An earlier rendering of East Town Apartments project, courtesy UrbanWorks Architecture
A stalled 169-unit, affordable-housing project near U.S. Bank Stadium in Minneapolis could possibly face further delays due to a lawsuit by the development’s former partner, Ryan Cos.
Ryan Cos. filed a lawsuit this week in Hennepin County District Court against nonprofit developer Community Housing Development Corp. (CHDC) and First Covenant Church Minneapolis saying it was owed $2.3 million before it was fired in August for its work on the East Town Apartments.
The $37 million workforce housing project is planned to be built on a parking lot next to the church on 9th Avenue S. across 6th Street from the stadium.

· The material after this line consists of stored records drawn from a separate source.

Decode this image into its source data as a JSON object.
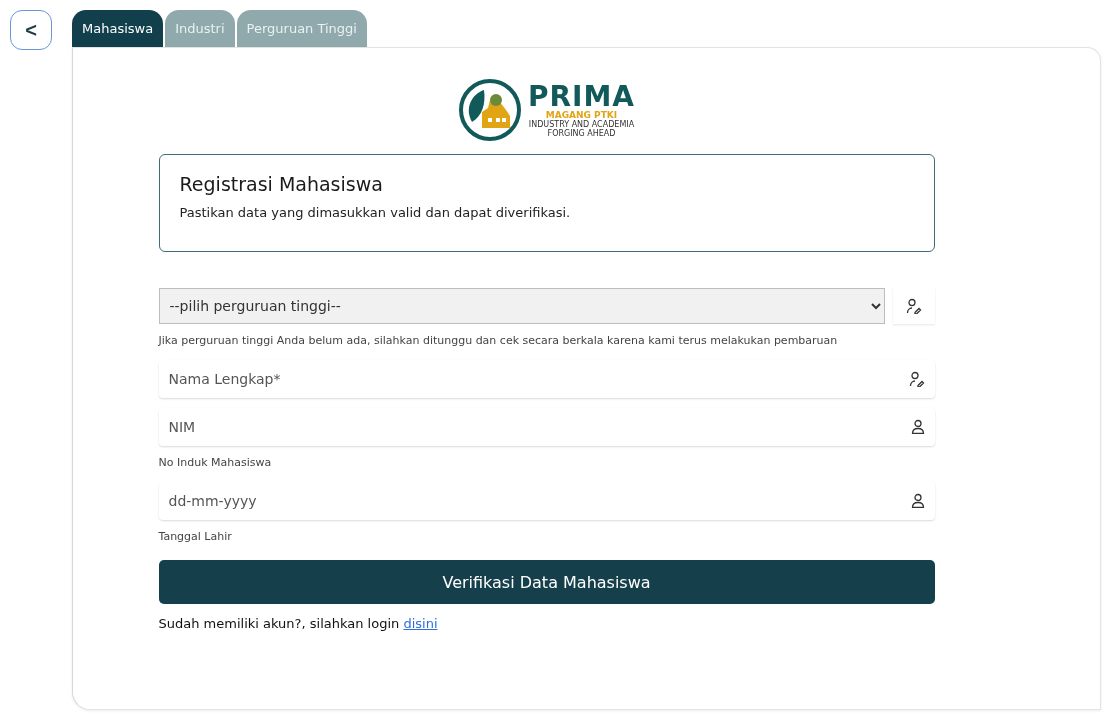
{
  "back_button": {
    "label": "<"
  },
  "tabs": [
    {
      "label": "Mahasiswa",
      "selected": true
    },
    {
      "label": "Industri",
      "selected": false
    },
    {
      "label": "Perguruan Tinggi",
      "selected": false
    }
  ],
  "logo": {
    "title": "PRIMA",
    "subtitle": "MAGANG PTKI",
    "tagline_1": "INDUSTRY AND ACADEMIA",
    "tagline_2": "FORGING AHEAD"
  },
  "intro": {
    "title": "Registrasi Mahasiswa",
    "text": "Pastikan data yang dimasukkan valid dan dapat diverifikasi."
  },
  "fields": [
    {
      "kind": "select",
      "placeholder": "--pilih perguruan tinggi--",
      "hint": "Jika perguruan tinggi Anda belum ada, silahkan ditunggu dan cek secara berkala karena kami terus melakukan pembaruan"
    },
    {
      "kind": "text",
      "placeholder": "Nama Lengkap*"
    },
    {
      "kind": "text",
      "placeholder": "NIM",
      "hint": "No Induk Mahasiswa"
    },
    {
      "kind": "text",
      "placeholder": "dd-mm-yyyy",
      "hint": "Tanggal Lahir"
    }
  ],
  "submit_button": {
    "label": "Verifikasi Data Mahasiswa"
  },
  "login": {
    "text": "Sudah memiliki akun?, silahkan login",
    "link": "disini"
  }
}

“After three years of working diligently on this much needed affordable housing project, we are incredibly disheartened to find ourselves in this situation,” said Mike Ryan, market leader of Ryan Cos., in a statement.
He continued, “Because we believe in the value of affordable housing to the market we loaned and deferred substantial dollars to this project with confidence that it would succeed. It was a shock to be notified of the sudden termination of our contract in late August and after several failed attempts to reconcile, we are seeking to recoup our fees and costs.”

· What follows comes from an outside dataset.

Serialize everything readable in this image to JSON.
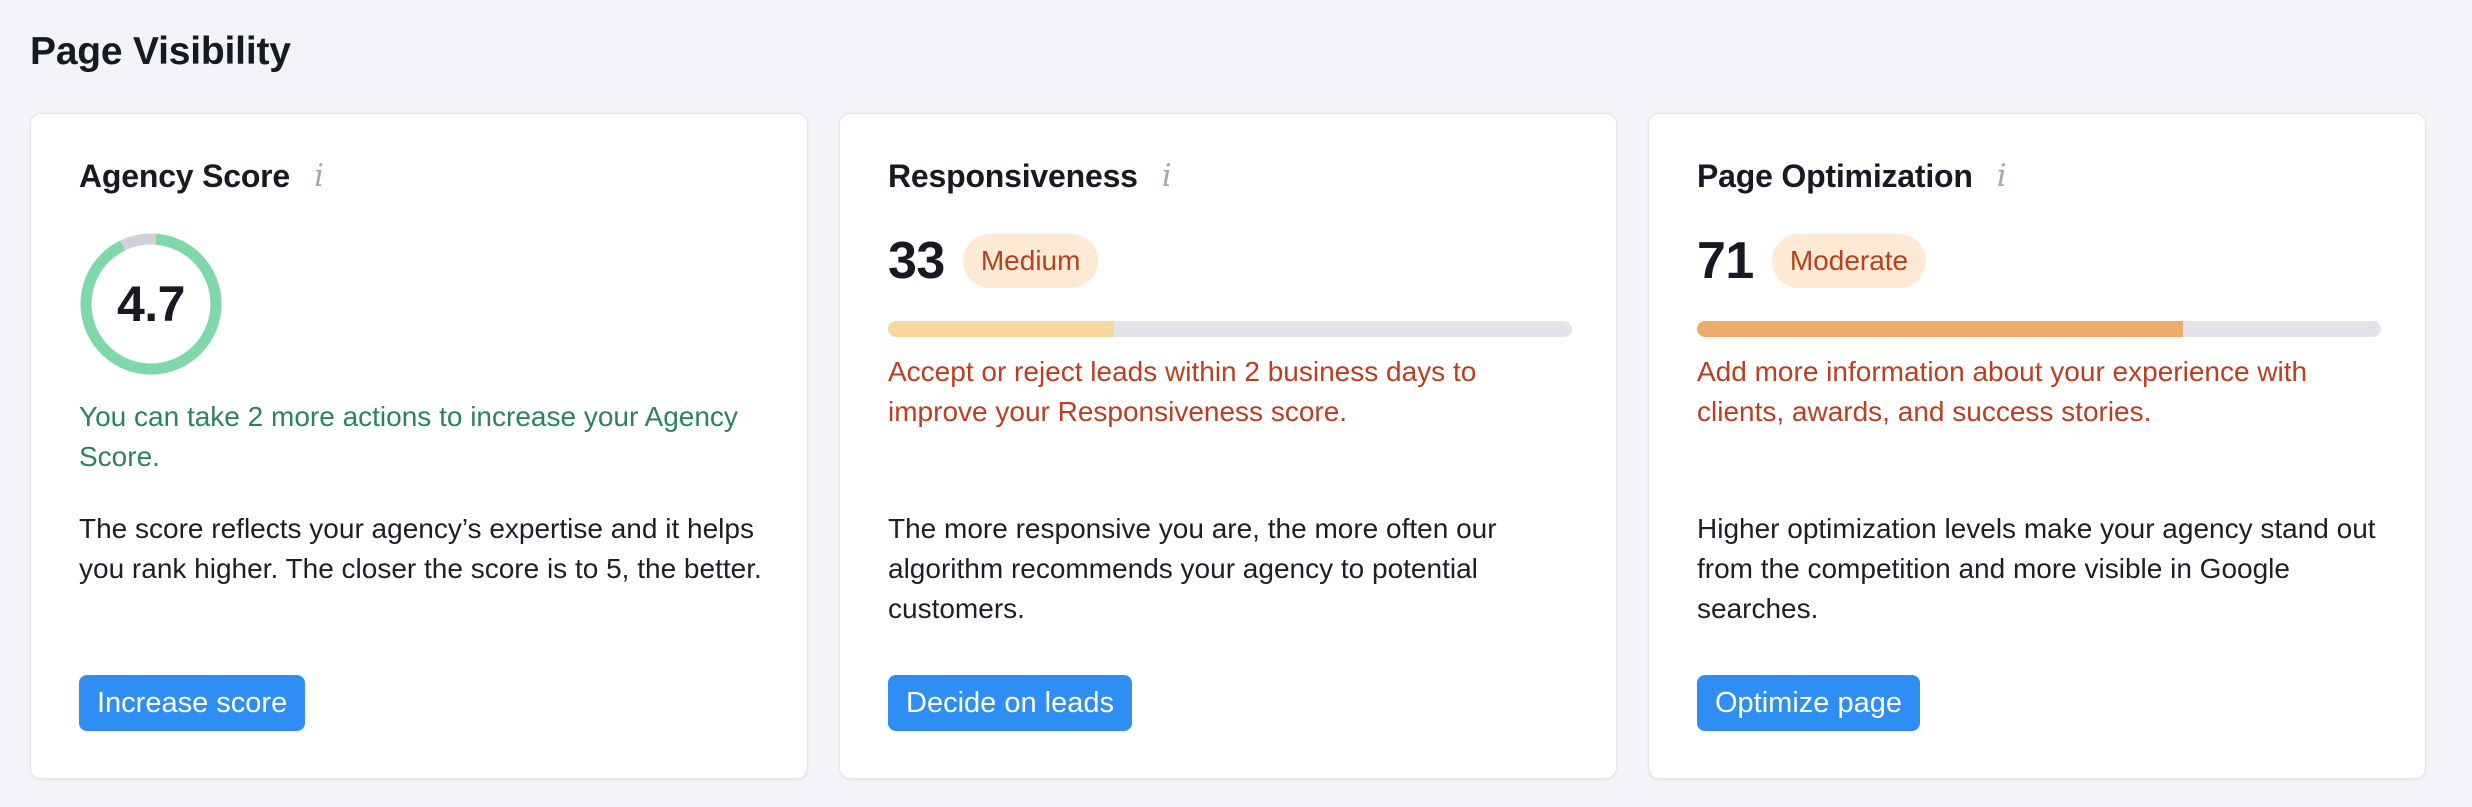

CHDC President Elizabeth Flannery said on Wednesday she was advised to not comment extensively on the case, but CHDC’s position would be detailed in documents filed Friday.

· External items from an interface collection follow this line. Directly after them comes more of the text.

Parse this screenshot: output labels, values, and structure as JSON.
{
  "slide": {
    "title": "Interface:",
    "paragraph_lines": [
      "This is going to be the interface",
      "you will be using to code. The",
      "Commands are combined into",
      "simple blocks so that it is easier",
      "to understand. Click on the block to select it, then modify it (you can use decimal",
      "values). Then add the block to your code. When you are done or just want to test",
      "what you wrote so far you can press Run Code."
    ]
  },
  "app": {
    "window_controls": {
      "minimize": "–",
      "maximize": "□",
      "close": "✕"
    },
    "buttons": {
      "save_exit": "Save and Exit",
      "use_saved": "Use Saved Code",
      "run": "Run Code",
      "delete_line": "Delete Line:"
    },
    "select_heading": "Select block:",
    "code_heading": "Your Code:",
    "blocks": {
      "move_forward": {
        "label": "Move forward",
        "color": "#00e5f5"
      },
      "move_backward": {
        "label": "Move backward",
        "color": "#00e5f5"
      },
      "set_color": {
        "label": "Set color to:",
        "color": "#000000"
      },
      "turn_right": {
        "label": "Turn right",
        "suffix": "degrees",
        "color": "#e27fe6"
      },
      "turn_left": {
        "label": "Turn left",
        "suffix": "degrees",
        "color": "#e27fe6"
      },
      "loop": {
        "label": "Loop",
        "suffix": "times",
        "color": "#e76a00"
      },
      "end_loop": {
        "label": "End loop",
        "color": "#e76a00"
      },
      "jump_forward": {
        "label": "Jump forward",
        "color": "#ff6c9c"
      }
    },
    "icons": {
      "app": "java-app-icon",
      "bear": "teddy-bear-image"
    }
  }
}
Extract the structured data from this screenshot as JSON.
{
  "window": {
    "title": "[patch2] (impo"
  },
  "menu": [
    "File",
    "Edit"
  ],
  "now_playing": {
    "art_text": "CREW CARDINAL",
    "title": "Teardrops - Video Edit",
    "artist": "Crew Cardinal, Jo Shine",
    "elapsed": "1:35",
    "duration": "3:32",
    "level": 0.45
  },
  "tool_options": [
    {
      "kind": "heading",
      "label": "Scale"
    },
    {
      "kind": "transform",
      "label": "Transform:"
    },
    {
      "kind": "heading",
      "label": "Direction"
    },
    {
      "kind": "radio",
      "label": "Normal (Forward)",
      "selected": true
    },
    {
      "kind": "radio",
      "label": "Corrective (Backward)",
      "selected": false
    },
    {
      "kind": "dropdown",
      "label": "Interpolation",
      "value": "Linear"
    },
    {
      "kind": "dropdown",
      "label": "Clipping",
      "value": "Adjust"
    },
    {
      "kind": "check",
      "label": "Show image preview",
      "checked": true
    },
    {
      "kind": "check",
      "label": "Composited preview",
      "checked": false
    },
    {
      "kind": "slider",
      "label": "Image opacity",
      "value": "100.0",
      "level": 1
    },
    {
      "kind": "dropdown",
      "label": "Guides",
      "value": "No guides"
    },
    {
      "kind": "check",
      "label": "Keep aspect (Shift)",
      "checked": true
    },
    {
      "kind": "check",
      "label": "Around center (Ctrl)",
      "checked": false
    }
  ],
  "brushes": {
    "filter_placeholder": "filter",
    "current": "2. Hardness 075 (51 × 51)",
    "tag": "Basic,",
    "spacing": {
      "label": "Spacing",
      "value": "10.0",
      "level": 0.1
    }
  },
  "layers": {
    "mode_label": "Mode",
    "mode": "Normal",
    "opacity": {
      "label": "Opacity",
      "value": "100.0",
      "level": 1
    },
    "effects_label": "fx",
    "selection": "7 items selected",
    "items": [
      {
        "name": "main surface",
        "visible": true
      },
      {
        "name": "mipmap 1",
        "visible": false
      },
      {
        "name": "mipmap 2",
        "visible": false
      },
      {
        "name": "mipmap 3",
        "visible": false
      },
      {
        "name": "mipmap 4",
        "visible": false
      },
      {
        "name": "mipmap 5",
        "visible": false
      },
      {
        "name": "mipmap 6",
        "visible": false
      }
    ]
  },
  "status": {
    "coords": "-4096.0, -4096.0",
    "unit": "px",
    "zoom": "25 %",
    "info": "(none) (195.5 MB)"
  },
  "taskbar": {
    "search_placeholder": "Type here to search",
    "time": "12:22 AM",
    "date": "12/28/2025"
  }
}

“We disagree with them and we will respond,” Flannery said.
In February 2015, Ryan Cos. and CHDC entered into a contract for the project in which Ryan Cos. agreed to provide design management and other preconstruction services, according to court documents. At the end of August, CHDC informed Ryan Cos. that it was terminating its agreement “for no other reason than to allegedly save money,” according to court documents submitted by Ryan Cos.’ attorneys.
In a termination letter to Ryan Cos. filed in court documents, Flannery wrote that “the budget for the project is incredibly tight” and “given what we understand Ryan’s total project costs might be,” CHDC couldn’t move forward with Ryan Cos. Frana Cos. has reportedly replaced Ryan Cos.
Flannery offered to pay Ryan Cos. more than $531,000 and a subcontractor $652,000, but Ryan Cos. later responded that the amount wasn’t enough to cover what Ryan Cos. paid to other subcontractors and consultants.
Ryan Cos. said it was “instrumental” in the project by introducing CHDC to the church, developing a strategy for converting the parking lot, and negotiating various aspects such as a land swap that was needed to build on the lot. It said it also obtained land-use permits, assisted with finding financing and met with church leadership, city officials and other stakeholders to facilitate the project’s completion.
Ryan Cos. led the recent development of the part of East Town near U.S. Bank Stadium that includes the Commons park, Wells Fargo towers and Radisson Red hotel.
At one point the East Town Apartments project was expected to be finished in time for the Super Bowl earlier this year, but it was delayed as logistics around the big game complicated timelines and project leaders finalized financing.
During a Tuesday meeting, the Hennepin County Board of Commissioners acting as the county’s Housing and Redevelopment Authority authorized the issuance of tax-exempt multifamily housing revenue bonds for the project.
The workforce housing development is proposed to be available for renters who earn at or below 60 percent of the area median income which for a household of four is $56,580. In a pricey downtown rental market, affordable housing can be hard to find.
The apartment development was scheduled to break ground by the end of the month, but the lawsuit could possibly stop or at least further delay the project, said Dan Collison, lead pastor at First Covenant Church and executive director of the East Town Business Partnership, of which Ryan Cos. is a member.
“First Covenant Church is named in the lawsuit, and I am speaking only for the church when I say that First Covenant wishes that the dispute between CHDC and Ryan Cos. could have been resolved between them and without Ryan Cos. choosing the path of litigation. … We hope that the dispute gets resolved quickly so that the project will move forward to bring great benefit to the downtown community,” Collison said.
Nicole Norfleet • 612-673-4495 Twitter: @nicolenorfleet